• Goal of the exercise
A precise reproduction of every record below is needed, minus the pictures.

• Material supplied
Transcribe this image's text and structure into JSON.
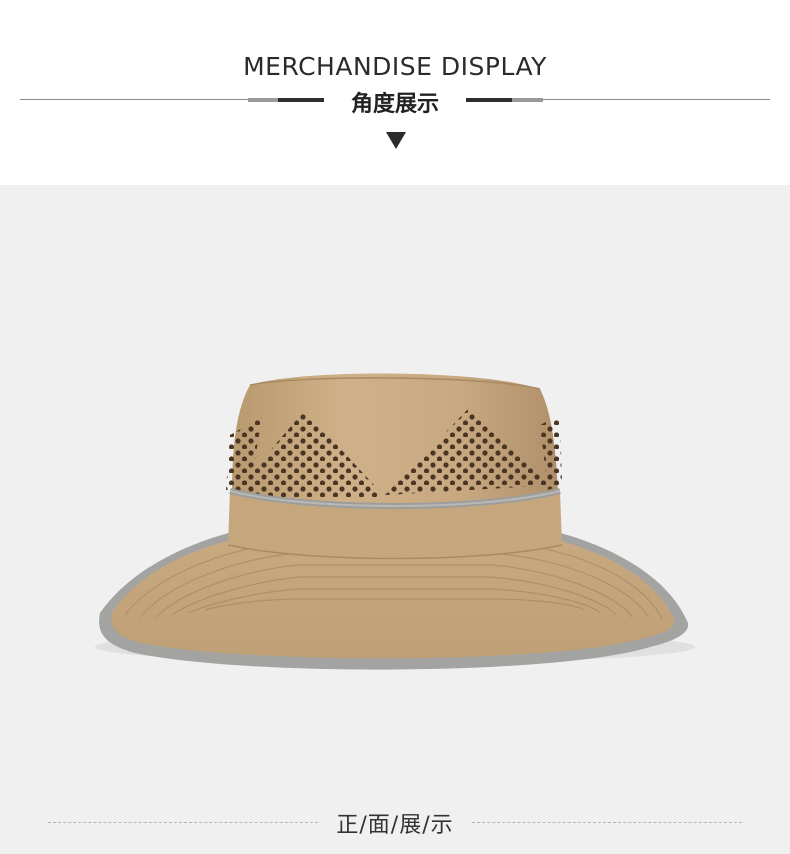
{
  "header": {
    "title_en": "MERCHANDISE DISPLAY",
    "title_cn": "角度展示"
  },
  "product": {
    "name": "bucket-hat",
    "color_body": "#c9ab83",
    "color_trim": "#9d9e9c"
  },
  "caption": "正/面/展/示",
  "colors": {
    "background_photo": "#f0f0f0",
    "accent_dark": "#2c2c2c"
  }
}
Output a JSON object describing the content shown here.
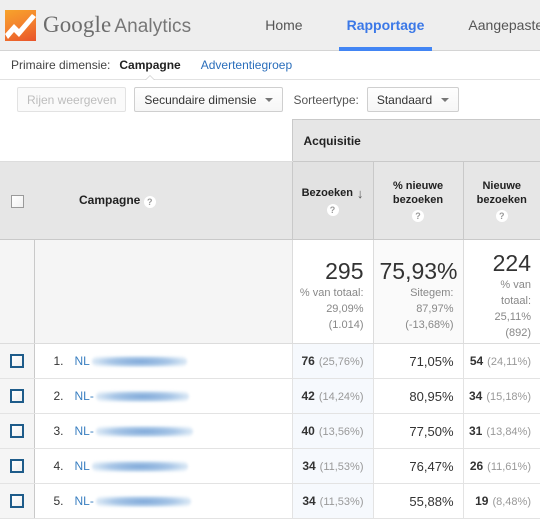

• Expected output
Transcribe this image's text and structure into JSON.
{
  "header": {
    "title_en": "MERCHANDISE DISPLAY",
    "title_cn": "角度展示"
  },
  "product": {
    "name": "bucket-hat",
    "color_body": "#c9ab83",
    "color_trim": "#9d9e9c"
  },
  "caption": "正/面/展/示",
  "colors": {
    "background_photo": "#f0f0f0",
    "accent_dark": "#2c2c2c"
  }
}
Output a JSON object describing the content shown here.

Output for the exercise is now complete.